Initially the headline to this Associated Press story HERE caught my eye because I assumed it was about 'typical' bureaucratic incompetence (it's the same worldwide, I thought to myself with a knowing smile). But like the best of these sorts of stories, it just got better with each sentence.
It turns out that local welfare authorities had been suspicious about 111 year old Sogen Kato for some time but, "his family members repeatedly chased them away, saying Kato was well but didn't want to see anyone... Police, who forced their way into the house Wednesday... said the mummified body believed to be Kato was lying in his bed, wearing underwear and pajamas, covered with a blanket."
It turns out that this was apparently a case of welfare fraud. Authorities now believe he died 30 years ago but that his family continued to receive pension payments for him and for his deceased wife for decades afterward. That's a tough way to get a few extra Yen on the side, though, isn't it? Having to leave the mummified corpse of your dead grandfather in his bed in the next room of your tiny Tokyo apartment for decades. Especially for the first 6 months or so.
Lastly, I really love the fact that when this scam began 30 years ago Sogen Kato was just another faceless Tokyo octogenarian.

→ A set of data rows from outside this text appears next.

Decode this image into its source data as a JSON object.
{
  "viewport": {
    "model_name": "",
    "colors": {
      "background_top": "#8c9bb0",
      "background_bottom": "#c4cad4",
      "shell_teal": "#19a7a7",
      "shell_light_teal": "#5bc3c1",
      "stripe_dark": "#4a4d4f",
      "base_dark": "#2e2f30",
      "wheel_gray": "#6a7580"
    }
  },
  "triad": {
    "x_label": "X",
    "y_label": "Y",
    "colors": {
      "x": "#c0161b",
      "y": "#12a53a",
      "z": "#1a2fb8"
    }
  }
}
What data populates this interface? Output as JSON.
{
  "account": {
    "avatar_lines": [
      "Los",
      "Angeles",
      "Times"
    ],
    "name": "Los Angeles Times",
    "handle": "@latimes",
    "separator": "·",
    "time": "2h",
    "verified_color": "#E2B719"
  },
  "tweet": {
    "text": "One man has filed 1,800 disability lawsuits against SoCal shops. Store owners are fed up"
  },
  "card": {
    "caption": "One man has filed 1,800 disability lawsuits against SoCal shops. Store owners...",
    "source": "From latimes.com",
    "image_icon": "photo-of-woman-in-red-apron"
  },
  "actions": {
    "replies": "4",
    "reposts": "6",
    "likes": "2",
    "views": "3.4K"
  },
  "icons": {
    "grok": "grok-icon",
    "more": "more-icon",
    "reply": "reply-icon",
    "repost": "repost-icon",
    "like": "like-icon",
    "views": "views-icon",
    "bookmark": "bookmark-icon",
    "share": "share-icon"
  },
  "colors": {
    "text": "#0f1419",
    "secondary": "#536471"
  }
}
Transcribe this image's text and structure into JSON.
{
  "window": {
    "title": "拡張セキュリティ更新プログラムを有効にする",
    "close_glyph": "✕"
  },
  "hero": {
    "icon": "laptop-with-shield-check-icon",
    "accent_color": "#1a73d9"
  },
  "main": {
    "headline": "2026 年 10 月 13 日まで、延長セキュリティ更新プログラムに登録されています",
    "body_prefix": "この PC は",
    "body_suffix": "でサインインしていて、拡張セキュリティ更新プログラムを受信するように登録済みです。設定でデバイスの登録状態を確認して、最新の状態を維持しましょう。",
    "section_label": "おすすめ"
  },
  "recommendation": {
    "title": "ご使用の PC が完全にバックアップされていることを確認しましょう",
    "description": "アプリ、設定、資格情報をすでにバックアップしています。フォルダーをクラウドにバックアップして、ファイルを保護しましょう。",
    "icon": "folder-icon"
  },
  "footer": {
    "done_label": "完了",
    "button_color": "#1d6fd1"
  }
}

But the family let it go on so long that over time he became, in absentia, the oldest man in Tokyo, apparently bringing him a sort of notoriety.